Spinal disc prolapse is another name for a ruptured or herniated disc, which also is known as a “slipped” disc. These terms all refer to the same condition – a tear or split in the outer wall of an intervertebral disc, through which some of the disc’s gel-like nucleus escapes into the spinal canal. It can occur anywhere along the spine, but is most common in the lower back, where the lumbar vertebrae bear much of the body’s weight and support rigorous activities like heavy lifting, walking, and running.

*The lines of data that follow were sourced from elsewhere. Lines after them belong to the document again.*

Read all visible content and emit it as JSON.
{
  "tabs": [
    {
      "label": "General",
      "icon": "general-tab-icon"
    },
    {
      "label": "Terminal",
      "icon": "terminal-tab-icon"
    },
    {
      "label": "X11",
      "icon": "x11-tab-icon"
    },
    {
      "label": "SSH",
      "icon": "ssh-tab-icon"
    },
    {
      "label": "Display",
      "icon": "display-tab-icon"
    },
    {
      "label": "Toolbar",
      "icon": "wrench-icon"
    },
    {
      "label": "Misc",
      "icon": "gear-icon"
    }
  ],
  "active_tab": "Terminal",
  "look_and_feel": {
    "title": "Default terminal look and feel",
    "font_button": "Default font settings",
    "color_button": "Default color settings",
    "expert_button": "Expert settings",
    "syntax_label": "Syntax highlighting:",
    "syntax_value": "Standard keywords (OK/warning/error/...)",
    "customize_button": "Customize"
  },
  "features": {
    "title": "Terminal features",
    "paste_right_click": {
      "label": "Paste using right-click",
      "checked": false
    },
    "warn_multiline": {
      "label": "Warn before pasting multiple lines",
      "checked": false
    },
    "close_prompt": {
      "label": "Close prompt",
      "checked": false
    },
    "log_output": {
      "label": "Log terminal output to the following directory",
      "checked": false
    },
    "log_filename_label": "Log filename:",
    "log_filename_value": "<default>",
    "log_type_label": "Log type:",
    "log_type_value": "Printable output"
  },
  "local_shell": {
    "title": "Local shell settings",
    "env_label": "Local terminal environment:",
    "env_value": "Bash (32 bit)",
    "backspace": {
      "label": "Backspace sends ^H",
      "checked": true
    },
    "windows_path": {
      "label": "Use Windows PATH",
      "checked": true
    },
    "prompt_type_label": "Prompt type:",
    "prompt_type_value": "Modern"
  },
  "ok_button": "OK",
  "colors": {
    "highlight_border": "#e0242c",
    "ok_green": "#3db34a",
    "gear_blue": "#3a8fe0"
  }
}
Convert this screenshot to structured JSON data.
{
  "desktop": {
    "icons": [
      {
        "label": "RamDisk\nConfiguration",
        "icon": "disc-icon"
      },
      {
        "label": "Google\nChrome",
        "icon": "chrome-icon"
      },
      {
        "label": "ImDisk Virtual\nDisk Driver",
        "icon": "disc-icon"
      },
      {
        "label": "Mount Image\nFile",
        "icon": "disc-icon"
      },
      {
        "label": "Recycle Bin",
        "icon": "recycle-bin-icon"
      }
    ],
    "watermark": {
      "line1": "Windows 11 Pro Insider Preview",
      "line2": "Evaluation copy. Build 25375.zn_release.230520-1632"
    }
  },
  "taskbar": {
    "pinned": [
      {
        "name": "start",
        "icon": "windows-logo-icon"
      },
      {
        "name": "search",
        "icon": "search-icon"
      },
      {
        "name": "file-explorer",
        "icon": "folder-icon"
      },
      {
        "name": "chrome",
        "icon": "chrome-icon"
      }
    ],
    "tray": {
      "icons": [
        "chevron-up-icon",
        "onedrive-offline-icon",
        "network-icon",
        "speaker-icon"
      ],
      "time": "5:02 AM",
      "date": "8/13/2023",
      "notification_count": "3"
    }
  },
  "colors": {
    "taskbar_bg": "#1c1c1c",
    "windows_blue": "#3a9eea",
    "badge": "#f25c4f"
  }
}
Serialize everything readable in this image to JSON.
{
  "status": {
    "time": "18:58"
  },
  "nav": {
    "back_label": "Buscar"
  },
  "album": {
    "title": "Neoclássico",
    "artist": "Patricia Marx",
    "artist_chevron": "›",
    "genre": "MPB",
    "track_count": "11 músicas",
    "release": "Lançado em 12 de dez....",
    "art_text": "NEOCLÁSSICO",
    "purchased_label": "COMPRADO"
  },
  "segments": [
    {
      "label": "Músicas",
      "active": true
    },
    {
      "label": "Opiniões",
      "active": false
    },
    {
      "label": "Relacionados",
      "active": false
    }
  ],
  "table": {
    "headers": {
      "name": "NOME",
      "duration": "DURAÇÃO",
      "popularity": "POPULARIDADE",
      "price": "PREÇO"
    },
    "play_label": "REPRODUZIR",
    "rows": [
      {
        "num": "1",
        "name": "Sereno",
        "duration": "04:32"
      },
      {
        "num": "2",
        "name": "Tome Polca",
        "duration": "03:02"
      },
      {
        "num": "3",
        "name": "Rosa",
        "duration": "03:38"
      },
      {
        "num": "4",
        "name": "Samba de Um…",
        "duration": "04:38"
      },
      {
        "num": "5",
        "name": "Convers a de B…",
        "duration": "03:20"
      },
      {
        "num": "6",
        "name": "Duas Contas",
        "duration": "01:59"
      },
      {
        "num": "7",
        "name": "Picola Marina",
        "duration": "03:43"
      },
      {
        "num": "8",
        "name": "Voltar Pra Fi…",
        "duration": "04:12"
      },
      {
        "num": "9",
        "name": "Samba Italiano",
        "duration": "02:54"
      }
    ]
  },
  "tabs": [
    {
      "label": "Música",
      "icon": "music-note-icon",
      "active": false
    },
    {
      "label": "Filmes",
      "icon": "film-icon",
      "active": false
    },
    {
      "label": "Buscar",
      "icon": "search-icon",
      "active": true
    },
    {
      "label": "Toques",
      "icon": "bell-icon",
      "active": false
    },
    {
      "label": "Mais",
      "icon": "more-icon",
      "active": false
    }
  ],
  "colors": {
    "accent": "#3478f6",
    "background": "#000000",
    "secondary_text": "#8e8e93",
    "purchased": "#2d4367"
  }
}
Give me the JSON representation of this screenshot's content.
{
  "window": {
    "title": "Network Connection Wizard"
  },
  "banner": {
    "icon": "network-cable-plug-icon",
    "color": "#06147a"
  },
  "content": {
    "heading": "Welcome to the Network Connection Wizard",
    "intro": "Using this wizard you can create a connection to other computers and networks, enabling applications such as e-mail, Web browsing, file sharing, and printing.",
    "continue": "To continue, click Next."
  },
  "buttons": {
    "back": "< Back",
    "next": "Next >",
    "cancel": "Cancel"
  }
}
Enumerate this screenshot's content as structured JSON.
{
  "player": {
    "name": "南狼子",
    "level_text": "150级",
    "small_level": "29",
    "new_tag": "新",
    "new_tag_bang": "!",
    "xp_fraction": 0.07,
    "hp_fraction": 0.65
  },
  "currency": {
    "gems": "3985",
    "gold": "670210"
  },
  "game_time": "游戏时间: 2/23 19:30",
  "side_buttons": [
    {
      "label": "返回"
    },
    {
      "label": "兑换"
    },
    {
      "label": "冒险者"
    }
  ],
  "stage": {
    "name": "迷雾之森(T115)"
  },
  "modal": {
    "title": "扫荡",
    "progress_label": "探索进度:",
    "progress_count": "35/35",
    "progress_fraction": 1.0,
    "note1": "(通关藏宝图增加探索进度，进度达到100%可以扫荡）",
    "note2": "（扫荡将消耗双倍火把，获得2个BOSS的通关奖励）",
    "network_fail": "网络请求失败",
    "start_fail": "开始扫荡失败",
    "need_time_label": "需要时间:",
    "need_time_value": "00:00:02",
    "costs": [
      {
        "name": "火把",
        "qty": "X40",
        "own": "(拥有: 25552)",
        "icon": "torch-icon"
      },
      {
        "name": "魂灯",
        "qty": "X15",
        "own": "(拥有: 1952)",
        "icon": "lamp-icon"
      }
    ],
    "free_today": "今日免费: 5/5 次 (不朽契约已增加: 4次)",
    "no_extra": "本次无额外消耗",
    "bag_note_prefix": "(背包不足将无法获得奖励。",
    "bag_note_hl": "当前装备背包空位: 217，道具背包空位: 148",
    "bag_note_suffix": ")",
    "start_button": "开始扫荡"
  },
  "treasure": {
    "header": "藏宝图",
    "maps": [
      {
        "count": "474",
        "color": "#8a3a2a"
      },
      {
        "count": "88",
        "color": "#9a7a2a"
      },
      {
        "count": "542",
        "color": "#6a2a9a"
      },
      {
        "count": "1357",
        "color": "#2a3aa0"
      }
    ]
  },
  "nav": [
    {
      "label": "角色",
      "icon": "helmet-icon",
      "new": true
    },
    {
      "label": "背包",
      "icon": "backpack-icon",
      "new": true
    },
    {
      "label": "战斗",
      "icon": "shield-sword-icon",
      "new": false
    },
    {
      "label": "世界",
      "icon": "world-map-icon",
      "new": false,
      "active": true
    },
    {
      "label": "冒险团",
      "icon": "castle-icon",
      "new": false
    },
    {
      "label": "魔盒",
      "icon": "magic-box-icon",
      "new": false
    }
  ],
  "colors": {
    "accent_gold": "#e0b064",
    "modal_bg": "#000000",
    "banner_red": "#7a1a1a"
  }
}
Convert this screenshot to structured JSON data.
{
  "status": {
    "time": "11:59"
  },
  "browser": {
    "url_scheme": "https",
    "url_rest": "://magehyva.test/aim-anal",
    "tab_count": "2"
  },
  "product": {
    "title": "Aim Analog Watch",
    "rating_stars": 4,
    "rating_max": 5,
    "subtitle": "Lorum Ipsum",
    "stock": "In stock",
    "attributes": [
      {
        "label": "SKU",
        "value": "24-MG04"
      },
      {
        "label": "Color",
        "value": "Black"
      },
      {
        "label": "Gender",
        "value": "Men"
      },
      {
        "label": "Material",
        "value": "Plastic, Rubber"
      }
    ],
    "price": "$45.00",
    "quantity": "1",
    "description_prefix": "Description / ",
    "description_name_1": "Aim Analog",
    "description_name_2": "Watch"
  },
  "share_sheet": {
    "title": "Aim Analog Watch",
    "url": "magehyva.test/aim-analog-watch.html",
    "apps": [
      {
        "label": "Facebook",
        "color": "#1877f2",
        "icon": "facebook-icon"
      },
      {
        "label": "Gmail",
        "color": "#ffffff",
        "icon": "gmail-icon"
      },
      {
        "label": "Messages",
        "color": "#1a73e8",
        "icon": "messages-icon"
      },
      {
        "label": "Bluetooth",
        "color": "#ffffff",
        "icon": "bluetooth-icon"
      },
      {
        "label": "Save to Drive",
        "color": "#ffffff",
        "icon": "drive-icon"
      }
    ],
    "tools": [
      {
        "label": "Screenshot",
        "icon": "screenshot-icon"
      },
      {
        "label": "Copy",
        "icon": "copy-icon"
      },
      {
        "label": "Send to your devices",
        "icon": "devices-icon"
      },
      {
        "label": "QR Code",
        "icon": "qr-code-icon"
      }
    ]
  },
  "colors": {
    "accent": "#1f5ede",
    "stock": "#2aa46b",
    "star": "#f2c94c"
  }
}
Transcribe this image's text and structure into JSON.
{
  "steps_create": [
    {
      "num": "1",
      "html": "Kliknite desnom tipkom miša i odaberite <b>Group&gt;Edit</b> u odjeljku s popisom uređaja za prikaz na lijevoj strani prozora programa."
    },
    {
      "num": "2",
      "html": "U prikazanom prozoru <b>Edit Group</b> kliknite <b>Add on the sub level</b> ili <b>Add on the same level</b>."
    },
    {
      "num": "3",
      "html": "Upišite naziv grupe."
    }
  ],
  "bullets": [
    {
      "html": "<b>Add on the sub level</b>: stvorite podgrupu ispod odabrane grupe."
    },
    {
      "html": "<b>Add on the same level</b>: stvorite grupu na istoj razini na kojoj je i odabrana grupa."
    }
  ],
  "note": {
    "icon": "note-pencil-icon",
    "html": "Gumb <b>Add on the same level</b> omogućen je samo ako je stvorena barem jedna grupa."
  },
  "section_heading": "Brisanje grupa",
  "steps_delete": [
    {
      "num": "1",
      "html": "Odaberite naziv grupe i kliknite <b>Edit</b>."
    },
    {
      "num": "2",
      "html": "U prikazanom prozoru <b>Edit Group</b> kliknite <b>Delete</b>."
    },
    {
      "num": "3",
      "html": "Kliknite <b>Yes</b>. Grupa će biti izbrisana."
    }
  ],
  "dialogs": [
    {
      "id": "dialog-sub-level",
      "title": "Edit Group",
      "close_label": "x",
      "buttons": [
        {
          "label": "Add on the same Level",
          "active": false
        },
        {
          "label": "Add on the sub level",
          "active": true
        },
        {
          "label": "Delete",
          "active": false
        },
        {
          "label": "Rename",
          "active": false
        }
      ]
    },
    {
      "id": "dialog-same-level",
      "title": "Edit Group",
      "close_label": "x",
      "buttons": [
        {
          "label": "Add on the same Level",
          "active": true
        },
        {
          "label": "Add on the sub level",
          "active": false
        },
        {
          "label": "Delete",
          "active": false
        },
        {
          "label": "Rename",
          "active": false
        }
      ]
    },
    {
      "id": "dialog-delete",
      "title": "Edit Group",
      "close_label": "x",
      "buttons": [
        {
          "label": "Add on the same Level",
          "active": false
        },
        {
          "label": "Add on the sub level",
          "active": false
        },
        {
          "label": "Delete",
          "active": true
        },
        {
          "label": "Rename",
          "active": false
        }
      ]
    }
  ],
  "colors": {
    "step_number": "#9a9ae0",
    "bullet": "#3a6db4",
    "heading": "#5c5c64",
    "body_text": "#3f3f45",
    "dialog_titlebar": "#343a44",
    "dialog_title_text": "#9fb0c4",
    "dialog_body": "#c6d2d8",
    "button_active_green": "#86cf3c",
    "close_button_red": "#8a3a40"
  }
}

Spinal disc prolapse can be caused by traumatic injury, but usually is related to the slow deterioration our bodies experience through the years. With age, the water content of the intervertebral discs begins to diminish. When a disc dries out, it loses elasticity and becomes brittle. The vertebrae above and below compress the disc, which can cause the gel-like center (the nucleus pulposus) to place pressure on the tough, fibrous disc wall (the annulus fibrosus). As that pressure builds, the integrity of the disc wall is compromised and the nucleus begins to force its way out through the weakest point in the wall – leading to spinal disc prolapse. As mentioned before, a disc prolapse can occur virtually anywhere in the spinal column – whether it’s a prolapsed cervical disc (in the neck), a thoracic disc prolapse (in the middle back), or most frequently, a prolapsed lumbar disc (in the lower back).
In many cases, a herniated, ruptured, or prolapsed disc is asymptomatic and remains undetected, because extruding disc material may not irritate or impinge an adjacent nerve root. However, when a pinched nerve occurs, it can produce the following prolapsed disc symptoms:
- Localized pain at or near the site of herniation
- Pain in regions of the body innervated by the pinched nerve
- Numbness or tingling in associated regions of the body
- Muscle weakness in the arms or legs
- Paralysis in extreme cases
In most patients, the symptoms associated with spinal disc prolapse can be treated non-surgically, using physical therapy, pain medications, exercise, or rest. If weeks or months of conservative treatment prove ineffective, and the patient is experiencing extreme symptoms that compromise the ability to live a normal life – a doctor might suggest surgery as an option. Laser Spine Institute (LSI) offers an alternative to traditional open back surgery. The award-winning surgeons at LSI use gentle, endoscopic techniques to perform minimally invasive, outpatient procedures that can help a patient rediscover a life the without the pain associated with a prolapsed disc. Contact LSI to learn more, or for a free review of an MRI or CT scan.